- [Exercise data]
○ ○ ○ ○
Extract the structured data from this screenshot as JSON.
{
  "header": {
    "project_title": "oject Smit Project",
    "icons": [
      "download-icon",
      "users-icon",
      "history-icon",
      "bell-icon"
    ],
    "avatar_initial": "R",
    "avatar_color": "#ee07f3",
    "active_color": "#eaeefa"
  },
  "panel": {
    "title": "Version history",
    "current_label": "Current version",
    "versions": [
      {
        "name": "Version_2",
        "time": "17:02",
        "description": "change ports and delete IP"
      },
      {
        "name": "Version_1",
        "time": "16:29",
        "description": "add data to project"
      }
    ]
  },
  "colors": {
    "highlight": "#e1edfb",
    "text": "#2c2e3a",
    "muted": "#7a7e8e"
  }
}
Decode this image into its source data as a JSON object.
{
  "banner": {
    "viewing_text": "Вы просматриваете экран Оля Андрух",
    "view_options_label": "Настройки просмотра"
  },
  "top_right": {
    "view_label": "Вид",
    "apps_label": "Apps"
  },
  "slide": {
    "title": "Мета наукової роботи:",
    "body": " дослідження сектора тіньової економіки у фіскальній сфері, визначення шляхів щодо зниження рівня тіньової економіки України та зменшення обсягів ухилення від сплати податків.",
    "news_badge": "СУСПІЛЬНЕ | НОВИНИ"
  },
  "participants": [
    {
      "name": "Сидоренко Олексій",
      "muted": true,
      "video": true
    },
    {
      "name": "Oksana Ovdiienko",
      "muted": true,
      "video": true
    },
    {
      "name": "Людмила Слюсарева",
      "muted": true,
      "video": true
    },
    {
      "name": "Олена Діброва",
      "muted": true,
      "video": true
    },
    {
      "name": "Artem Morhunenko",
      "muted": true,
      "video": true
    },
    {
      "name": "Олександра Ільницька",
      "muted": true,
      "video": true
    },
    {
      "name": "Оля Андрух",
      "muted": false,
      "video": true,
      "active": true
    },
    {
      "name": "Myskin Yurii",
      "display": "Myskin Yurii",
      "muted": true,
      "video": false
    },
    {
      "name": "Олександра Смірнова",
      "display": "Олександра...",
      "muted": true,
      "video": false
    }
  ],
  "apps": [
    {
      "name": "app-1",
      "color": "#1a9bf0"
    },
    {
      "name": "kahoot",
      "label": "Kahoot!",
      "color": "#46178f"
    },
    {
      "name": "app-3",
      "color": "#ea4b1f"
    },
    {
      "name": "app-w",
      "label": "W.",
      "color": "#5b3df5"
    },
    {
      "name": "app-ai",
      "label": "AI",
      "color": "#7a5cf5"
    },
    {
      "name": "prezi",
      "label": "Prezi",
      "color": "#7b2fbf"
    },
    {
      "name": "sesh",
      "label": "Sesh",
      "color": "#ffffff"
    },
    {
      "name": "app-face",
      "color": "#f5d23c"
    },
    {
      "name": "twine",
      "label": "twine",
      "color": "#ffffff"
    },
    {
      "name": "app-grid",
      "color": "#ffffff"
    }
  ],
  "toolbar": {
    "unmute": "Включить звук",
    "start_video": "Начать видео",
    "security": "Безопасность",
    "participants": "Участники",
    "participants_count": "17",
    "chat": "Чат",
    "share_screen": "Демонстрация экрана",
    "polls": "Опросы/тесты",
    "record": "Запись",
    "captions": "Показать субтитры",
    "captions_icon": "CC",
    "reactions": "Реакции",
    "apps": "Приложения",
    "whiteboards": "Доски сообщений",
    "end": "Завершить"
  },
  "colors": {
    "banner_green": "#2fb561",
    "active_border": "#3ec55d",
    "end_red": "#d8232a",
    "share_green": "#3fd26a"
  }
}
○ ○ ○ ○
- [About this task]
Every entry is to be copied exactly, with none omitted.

- [Exercise solution]
Extract the structured data from this screenshot as JSON.
{
  "header": {
    "project_title": "oject Smit Project",
    "icons": [
      "download-icon",
      "users-icon",
      "history-icon",
      "bell-icon"
    ],
    "avatar_initial": "R",
    "avatar_color": "#ee07f3",
    "active_color": "#eaeefa"
  },
  "panel": {
    "title": "Version history",
    "current_label": "Current version",
    "versions": [
      {
        "name": "Version_2",
        "time": "17:02",
        "description": "change ports and delete IP"
      },
      {
        "name": "Version_1",
        "time": "16:29",
        "description": "add data to project"
      }
    ]
  },
  "colors": {
    "highlight": "#e1edfb",
    "text": "#2c2e3a",
    "muted": "#7a7e8e"
  }
}
Decode this image into its source data as a JSON object.
{
  "banner": {
    "viewing_text": "Вы просматриваете экран Оля Андрух",
    "view_options_label": "Настройки просмотра"
  },
  "top_right": {
    "view_label": "Вид",
    "apps_label": "Apps"
  },
  "slide": {
    "title": "Мета наукової роботи:",
    "body": " дослідження сектора тіньової економіки у фіскальній сфері, визначення шляхів щодо зниження рівня тіньової економіки України та зменшення обсягів ухилення від сплати податків.",
    "news_badge": "СУСПІЛЬНЕ | НОВИНИ"
  },
  "participants": [
    {
      "name": "Сидоренко Олексій",
      "muted": true,
      "video": true
    },
    {
      "name": "Oksana Ovdiienko",
      "muted": true,
      "video": true
    },
    {
      "name": "Людмила Слюсарева",
      "muted": true,
      "video": true
    },
    {
      "name": "Олена Діброва",
      "muted": true,
      "video": true
    },
    {
      "name": "Artem Morhunenko",
      "muted": true,
      "video": true
    },
    {
      "name": "Олександра Ільницька",
      "muted": true,
      "video": true
    },
    {
      "name": "Оля Андрух",
      "muted": false,
      "video": true,
      "active": true
    },
    {
      "name": "Myskin Yurii",
      "display": "Myskin Yurii",
      "muted": true,
      "video": false
    },
    {
      "name": "Олександра Смірнова",
      "display": "Олександра...",
      "muted": true,
      "video": false
    }
  ],
  "apps": [
    {
      "name": "app-1",
      "color": "#1a9bf0"
    },
    {
      "name": "kahoot",
      "label": "Kahoot!",
      "color": "#46178f"
    },
    {
      "name": "app-3",
      "color": "#ea4b1f"
    },
    {
      "name": "app-w",
      "label": "W.",
      "color": "#5b3df5"
    },
    {
      "name": "app-ai",
      "label": "AI",
      "color": "#7a5cf5"
    },
    {
      "name": "prezi",
      "label": "Prezi",
      "color": "#7b2fbf"
    },
    {
      "name": "sesh",
      "label": "Sesh",
      "color": "#ffffff"
    },
    {
      "name": "app-face",
      "color": "#f5d23c"
    },
    {
      "name": "twine",
      "label": "twine",
      "color": "#ffffff"
    },
    {
      "name": "app-grid",
      "color": "#ffffff"
    }
  ],
  "toolbar": {
    "unmute": "Включить звук",
    "start_video": "Начать видео",
    "security": "Безопасность",
    "participants": "Участники",
    "participants_count": "17",
    "chat": "Чат",
    "share_screen": "Демонстрация экрана",
    "polls": "Опросы/тесты",
    "record": "Запись",
    "captions": "Показать субтитры",
    "captions_icon": "CC",
    "reactions": "Реакции",
    "apps": "Приложения",
    "whiteboards": "Доски сообщений",
    "end": "Завершить"
  },
  "colors": {
    "banner_green": "#2fb561",
    "active_border": "#3ec55d",
    "end_red": "#d8232a",
    "share_green": "#3fd26a"
  }
}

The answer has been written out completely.